Diagnostic Imaging

Our technology is state-of-the-art, and our staff is committed to providing outstanding customer service.

Klickitat Valley Hospital provides imaging services 24 hours a day, 7 days a week. Our imaging department is fully digital, which means results are available to you and your doctor in less than 24 hours. Accreditation from the American College of Radiology (ACR) affirms we produce the highest quality of images with the lowest dose of radiation.

Computed Tomography (CT/CAT Scan) uses special x-ray equipment to obtain image data from different angles around the body. It then uses computer processing of the information to show a cross-section of body tissues and organs. CT scans are the first line of defense for people experiencing the symptoms of a stroke to quickly determine if the patient can safely receive medication. Commonly used for diagnosing internal injuries, cancer, tumors, or kidney stones, CT is also a trauma modality.

Magnetic Resonance Imaging (MRI) uses radio waves and a strong magnetic field rather than x-rays to provide remarkably clear and detailed pictures of internal organs and tissues. The technique has proven very valuable for the diagnosis of a broad range of conditions in all parts of the body, including cancer, heart and vascular disease, stroke, and joint and musculoskeletal disorders.

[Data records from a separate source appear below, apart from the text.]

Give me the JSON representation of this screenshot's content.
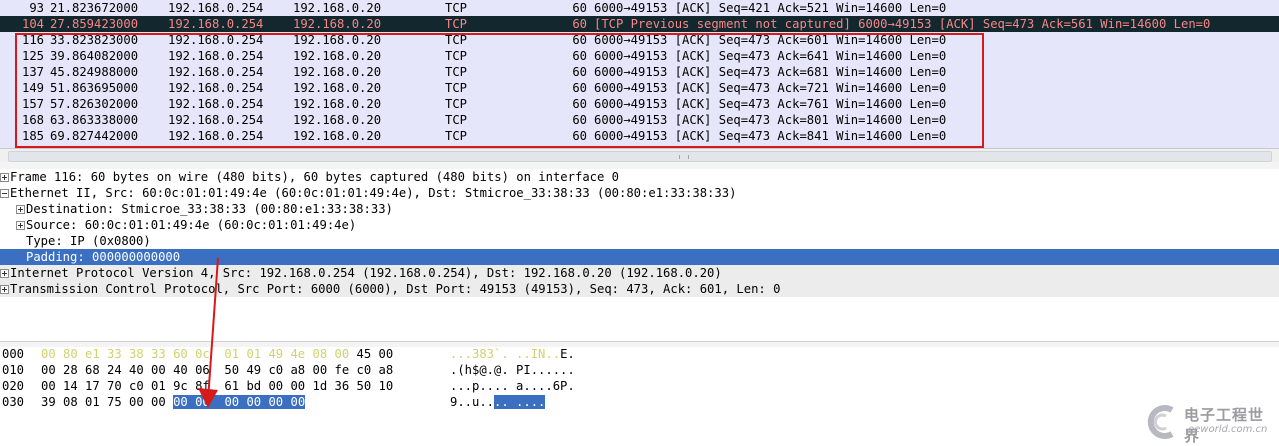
{
  "packet_list": {
    "rows": [
      {
        "no": "93",
        "time": "21.823672000",
        "src": "192.168.0.254",
        "dst": "192.168.0.20",
        "proto": "TCP",
        "len": "60",
        "info": "6000→49153 [ACK] Seq=421 Ack=521 Win=14600 Len=0",
        "style": "normal"
      },
      {
        "no": "104",
        "time": "27.859423000",
        "src": "192.168.0.254",
        "dst": "192.168.0.20",
        "proto": "TCP",
        "len": "60",
        "info": "[TCP Previous segment not captured] 6000→49153 [ACK] Seq=473 Ack=561 Win=14600 Len=0",
        "style": "dark"
      },
      {
        "no": "116",
        "time": "33.823823000",
        "src": "192.168.0.254",
        "dst": "192.168.0.20",
        "proto": "TCP",
        "len": "60",
        "info": "6000→49153 [ACK] Seq=473 Ack=601 Win=14600 Len=0",
        "style": "normal"
      },
      {
        "no": "125",
        "time": "39.864082000",
        "src": "192.168.0.254",
        "dst": "192.168.0.20",
        "proto": "TCP",
        "len": "60",
        "info": "6000→49153 [ACK] Seq=473 Ack=641 Win=14600 Len=0",
        "style": "normal"
      },
      {
        "no": "137",
        "time": "45.824988000",
        "src": "192.168.0.254",
        "dst": "192.168.0.20",
        "proto": "TCP",
        "len": "60",
        "info": "6000→49153 [ACK] Seq=473 Ack=681 Win=14600 Len=0",
        "style": "normal"
      },
      {
        "no": "149",
        "time": "51.863695000",
        "src": "192.168.0.254",
        "dst": "192.168.0.20",
        "proto": "TCP",
        "len": "60",
        "info": "6000→49153 [ACK] Seq=473 Ack=721 Win=14600 Len=0",
        "style": "normal"
      },
      {
        "no": "157",
        "time": "57.826302000",
        "src": "192.168.0.254",
        "dst": "192.168.0.20",
        "proto": "TCP",
        "len": "60",
        "info": "6000→49153 [ACK] Seq=473 Ack=761 Win=14600 Len=0",
        "style": "normal"
      },
      {
        "no": "168",
        "time": "63.863338000",
        "src": "192.168.0.254",
        "dst": "192.168.0.20",
        "proto": "TCP",
        "len": "60",
        "info": "6000→49153 [ACK] Seq=473 Ack=801 Win=14600 Len=0",
        "style": "normal"
      },
      {
        "no": "185",
        "time": "69.827442000",
        "src": "192.168.0.254",
        "dst": "192.168.0.20",
        "proto": "TCP",
        "len": "60",
        "info": "6000→49153 [ACK] Seq=473 Ack=841 Win=14600 Len=0",
        "style": "normal"
      }
    ]
  },
  "details": {
    "rows": [
      {
        "text": "Frame 116: 60 bytes on wire (480 bits), 60 bytes captured (480 bits) on interface 0",
        "toggle": "plus",
        "level": 0
      },
      {
        "text": "Ethernet II, Src: 60:0c:01:01:49:4e (60:0c:01:01:49:4e), Dst: Stmicroe_33:38:33 (00:80:e1:33:38:33)",
        "toggle": "minus",
        "level": 0
      },
      {
        "text": "Destination: Stmicroe_33:38:33 (00:80:e1:33:38:33)",
        "toggle": "plus",
        "level": 1
      },
      {
        "text": "Source: 60:0c:01:01:49:4e (60:0c:01:01:49:4e)",
        "toggle": "plus",
        "level": 1
      },
      {
        "text": "Type: IP (0x0800)",
        "toggle": "none",
        "level": 1
      },
      {
        "text": "Padding: 000000000000",
        "toggle": "none",
        "level": 1,
        "selected": true
      },
      {
        "text": "Internet Protocol Version 4, Src: 192.168.0.254 (192.168.0.254), Dst: 192.168.0.20 (192.168.0.20)",
        "toggle": "plus",
        "level": 0
      },
      {
        "text": "Transmission Control Protocol, Src Port: 6000 (6000), Dst Port: 49153 (49153), Seq: 473, Ack: 601, Len: 0",
        "toggle": "plus",
        "level": 0
      }
    ]
  },
  "bytes": {
    "rows": [
      {
        "offset": "000",
        "hex": [
          {
            "t": "00 80 e1 33 38 33 60 0c  01 01 49 4e 08 00",
            "c": "dim"
          },
          {
            "t": " 45 00",
            "c": ""
          }
        ],
        "ascii": [
          {
            "t": "...383`. ..IN..",
            "c": "dim"
          },
          {
            "t": "E.",
            "c": ""
          }
        ]
      },
      {
        "offset": "010",
        "hex": [
          {
            "t": "00 28 68 24 40 00 40 06  50 49 c0 a8 00 fe c0 a8",
            "c": ""
          }
        ],
        "ascii": [
          {
            "t": ".(h$@.@. PI......",
            "c": ""
          }
        ]
      },
      {
        "offset": "020",
        "hex": [
          {
            "t": "00 14 17 70 c0 01 9c 8f  61 bd 00 00 1d 36 50 10",
            "c": ""
          }
        ],
        "ascii": [
          {
            "t": "...p.... a....6P.",
            "c": ""
          }
        ]
      },
      {
        "offset": "030",
        "hex": [
          {
            "t": "39 08 01 75 00 00 ",
            "c": ""
          },
          {
            "t": "00 00  00 00 00 00",
            "c": "hl"
          }
        ],
        "ascii": [
          {
            "t": "9..u..",
            "c": ""
          },
          {
            "t": ".. ....",
            "c": "hl"
          }
        ]
      }
    ]
  },
  "watermark": {
    "cn": "电子工程世界",
    "en": "eeworld.com.cn"
  },
  "colors": {
    "list_bg": "#e6e6fa",
    "dark_row_bg": "#12272e",
    "dark_row_fg": "#f78787",
    "selection": "#3a6fc2",
    "annotation_red": "#d51a1a"
  }
}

Mammography is a specific type of imaging using a low-dose x-ray system for examination of the breasts. Klickitat Valley Hospital offers the most advanced technology with digital mammography. Digital mammography is 25 percent more effective at detecting abnormalities in women with dense breasts than conventional mammography. While other diagnostic tests are sometimes necessary, the mammogram is the first line of defense against breast cancer.

Ultrasound Imaging, also called ultrasound scanning or sonography, is a method of “seeing” inside the human body through the use of high-frequency sound waves. The sound waves are recorded and displayed as a real-time visual image. No radiation is involved in ultrasound imaging. Ultrasound is a useful way of examining many of the body’s internal organs, including the heart, liver, gallbladder, spleen, pancreas, kidneys, and bladder. Ultrasound, as most people know, is the preferred method used to visualize an unborn fetus.

X-Ray Imaging, or radiography, is the oldest and most frequently used form of medical imaging. For nearly a century, diagnostic images have been created by passing small, highly controlled amounts of radiation through the human body, capturing the resulting shadows and reflections on a “digital” plate. X-rays allow the physician to view and assess broken bones, a cracked skull or injured backbone. X-rays also play a key role in orthopedic surgery and the treatment of sports injuries. Procedures are also performed at the patient’s bedside using mobile radiographic equipment as well as in the Emergency Department, and recovery room. KVH Diagnostic Imaging also supports the the Surgical Care department by offering digital imaging during procedures to assist our surgeons.

Bone density testing is done to determine if you have osteoporosis. Osteoporosis is when bones are more fragile and more likely to break.

Years ago, osteoporosis would only be suspected once you broke a bone. Currently, a bone density test give a more accurate calculation of your risk of breaking bones. After your exam, you and your provider can determine if you are at risk and if you should take action to improve or stabilize your bone density.

Doctors use bone density testing to:

-See if bone density is decreased before you break a bone

-Determine your risk for breaking bones (fractures)

-Identify osteoporosis

-Monitor treatment of osteoporosis

Medicare allows a bone density test to be completed once a year.

Osteoporosis is more common in older women, however, men also develop the condition, and regardless of your age or sex, your doctor may ask you to have a test if you’ve:

-Lost height

-Broken a bone

-Taking certain medicine such as long-term steroid use

-Had a transplant

-Had a drop in hormone levels such as estrogen

When scheduling your exam we’ll ask you to stop taking any calcium supplements or milk of magnesia for 48 hours before your bone density exam. The exam requires about 20 minutes to complete.

Klickitat Valley Health’s Diagnostic Imaging Team has been awarded the ACR Golden Seal of Accreditation by the American College of Radiology. This accreditation is given to medical facilities that offer superior CT image quality along with close attention to patient safety. The award also recognizes the high level of professional training that our CT technologists have completed.


Monday - Friday: 7 a.m. to 6 p.m.

Saturday and Sunday: Emergencies Only

On-Call staff always available for emergencies during other hours.

Contact Information for Diagnostic Imaging

Diagnostic Imaging is located at Klickitat Valley Health Main Hospital

Phone: (509) 773-1020
FAX: (509) 773-6497
Email: xray@kvhealth.net

For Providers: http://www.kvhpacs.net/novarad


Measles: What to do?
What to do if you feel you may have the measles... Read More

KVH introduces Orthopedics
New Surgeon and Podiatrist join Surgical Care team... Read More